New research in the latest issue of Education Next does an elegant job of capturing the perils of ed tech. Researchers Susan Payne Carter, Kyle Greenberg, and Michael Walker report intriguing but disquieting findings from a randomized controlled classroom experiment conducted at West Point (for the in-the-weeds version of their study, check out the February 2017 Economics of Education Review).
7 Varied STEM Lesson and Learning Resources
As schools look for innovative ways to bring in STEM learning, here’s a possible road map for how to galvanize a school community.
Exploring the Top Benefits of Tech Gadgets for Education
Whether you are looking for the best Bluetooth earbuds to listen to the latest lecture that you recorded or you simply need a more sophisticated calculator, you know that certain gadgets are imperative to streamlining the education process. Learning more about how certain gadgets can benefit you when you are learning will help you to make sure that you have the ones that you need to get the most out of the material that you are studying.
The FBI is trying to attract high school students to STEM, cyber jobs
Hoping to nudge bright students toward degrees and eventual careers in cybersecurity, the FBI has deployed a pilot program in high schools nationwide, said Howard Marshall, deputy assistant director of the bureau’s cybersecurity division. The program, led by 10 different FBI field offices, encourages young people to engage in and study science, technology, engineering and math (STEM).

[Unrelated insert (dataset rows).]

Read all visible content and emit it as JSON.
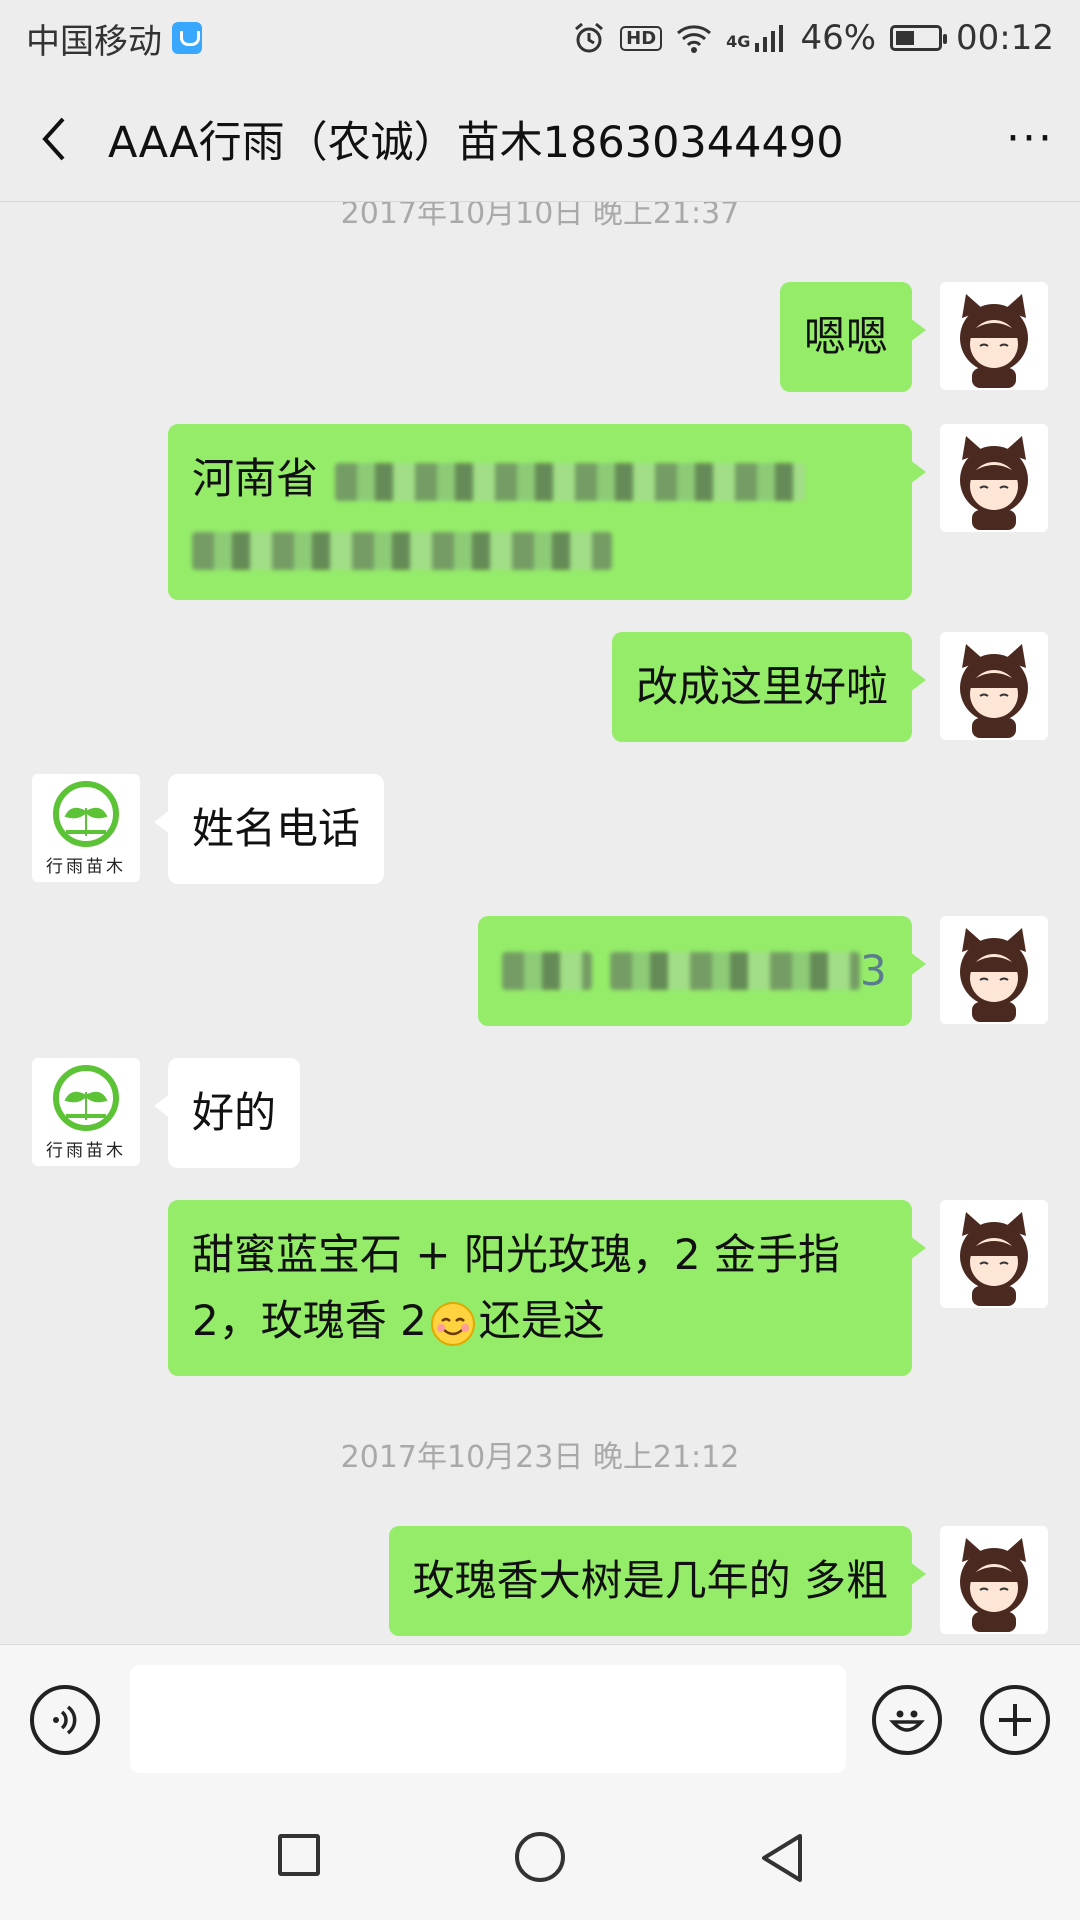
{
  "status_bar": {
    "carrier": "中国移动",
    "battery_percent": "46%",
    "battery_level": 0.46,
    "time": "00:12",
    "hd": "HD",
    "network": "4G"
  },
  "header": {
    "title": "AAA行雨（农诚）苗木18630344490",
    "more_label": "···"
  },
  "messages": [
    {
      "type": "time",
      "text": "2017年10月10日 晚上21:37"
    },
    {
      "sender": "me",
      "text": "嗯嗯"
    },
    {
      "sender": "me",
      "text": "河南省",
      "redacted": true
    },
    {
      "sender": "me",
      "text": "改成这里好啦"
    },
    {
      "sender": "them",
      "text": "姓名电话"
    },
    {
      "sender": "me",
      "text": "3",
      "redacted": true
    },
    {
      "sender": "them",
      "text": "好的"
    },
    {
      "sender": "me",
      "text_line1": "甜蜜蓝宝石 + 阳光玫瑰，2 金手指",
      "text_line2a": "2，玫瑰香 2",
      "text_line2b": "还是这"
    },
    {
      "type": "time",
      "text": "2017年10月23日 晚上21:12"
    },
    {
      "sender": "me",
      "text": "玫瑰香大树是几年的 多粗"
    }
  ],
  "contact_logo": {
    "caption": "行雨苗木"
  },
  "input": {
    "placeholder": ""
  },
  "colors": {
    "my_bubble": "#95ec69",
    "their_bubble": "#ffffff",
    "background": "#ededed"
  }
}
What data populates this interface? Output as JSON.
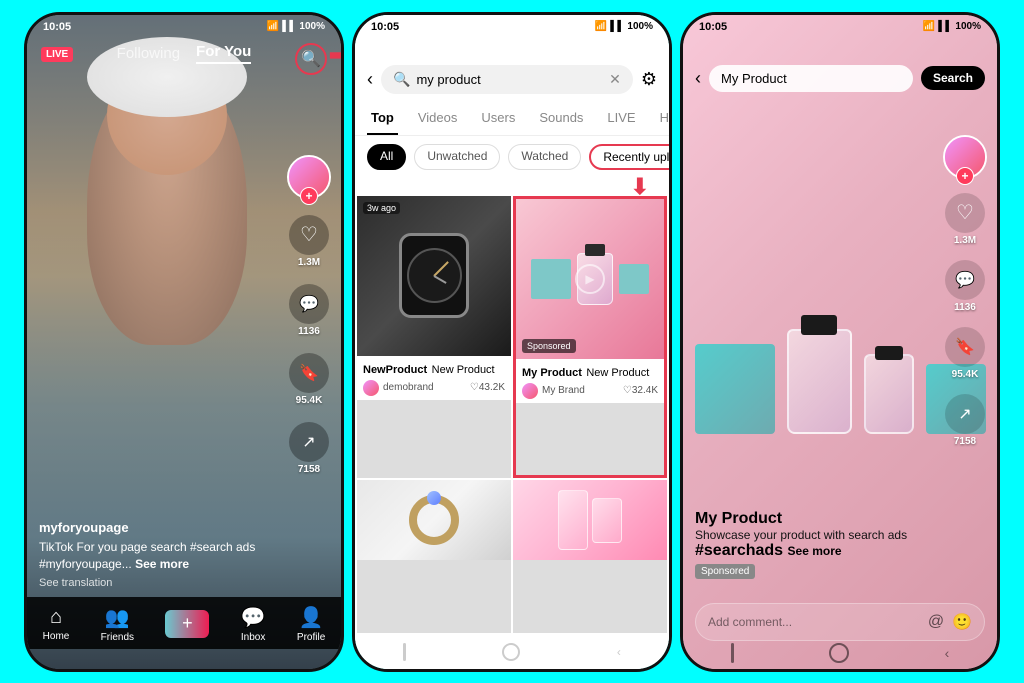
{
  "phone1": {
    "status_time": "10:05",
    "status_signal": "WiFi",
    "status_battery": "100%",
    "live_badge": "LIVE",
    "nav_following": "Following",
    "nav_for_you": "For You",
    "username": "myforyoupage",
    "caption": "TikTok For you page search #search ads",
    "hashtag": "#myforyoupage...",
    "see_more": "See more",
    "see_translation": "See translation",
    "likes": "1.3M",
    "comments": "1136",
    "bookmarks": "95.4K",
    "shares": "7158",
    "bottom_nav": {
      "home": "Home",
      "friends": "Friends",
      "inbox": "Inbox",
      "profile": "Profile"
    }
  },
  "phone2": {
    "status_time": "10:05",
    "status_battery": "100%",
    "search_text": "my product",
    "tabs": [
      "Top",
      "Videos",
      "Users",
      "Sounds",
      "LIVE",
      "Hashtags"
    ],
    "active_tab": "Top",
    "sub_filters": [
      "All",
      "Unwatched",
      "Watched",
      "Recently uploaded"
    ],
    "active_sub": "All",
    "highlighted_sub": "Recently uploaded",
    "items": [
      {
        "title": "NewProduct",
        "subtitle": "New Product",
        "brand": "demobrand",
        "likes": "43.2K",
        "time": "3w ago",
        "sponsored": false
      },
      {
        "title": "My Product",
        "subtitle": "New Product",
        "brand": "My Brand",
        "likes": "32.4K",
        "time": "",
        "sponsored": true
      },
      {
        "title": "",
        "subtitle": "",
        "brand": "",
        "likes": "",
        "time": "",
        "sponsored": false
      },
      {
        "title": "",
        "subtitle": "",
        "brand": "",
        "likes": "",
        "time": "",
        "sponsored": false
      }
    ]
  },
  "phone3": {
    "status_time": "10:05",
    "status_battery": "100%",
    "search_placeholder": "My Product",
    "search_btn": "Search",
    "product_name": "My Product",
    "product_desc": "Showcase your product with search ads",
    "hashtag": "#searchads",
    "see_more": "See more",
    "sponsored": "Sponsored",
    "likes": "1.3M",
    "comments": "1136",
    "bookmarks": "95.4K",
    "shares": "7158",
    "comment_placeholder": "Add comment...",
    "at_symbol": "@",
    "emoji_symbol": "🙂"
  },
  "icons": {
    "search": "🔍",
    "heart": "♡",
    "comment": "💬",
    "bookmark": "🔖",
    "share": "➦",
    "home": "⌂",
    "friends": "👤",
    "add": "+",
    "inbox": "💬",
    "profile": "👤",
    "back": "‹",
    "filter": "⚙",
    "clear": "✕",
    "play": "▶"
  }
}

Have Math Anxiety? Here's How to Not Pass It Down to Your Kid
It turns out that parents’ fear of math can be passed along to our kids without us realizing it. Many adults have had a point (or several) in their lives when they declared themselves “not a math person,” and that’s understandable. Education experts say the way students have traditionally been trained in math--with timed tests, long lists of rules to memorize, and even the assumption that 100 percent is the ideal score--is not only stress-inducing, but ineffective.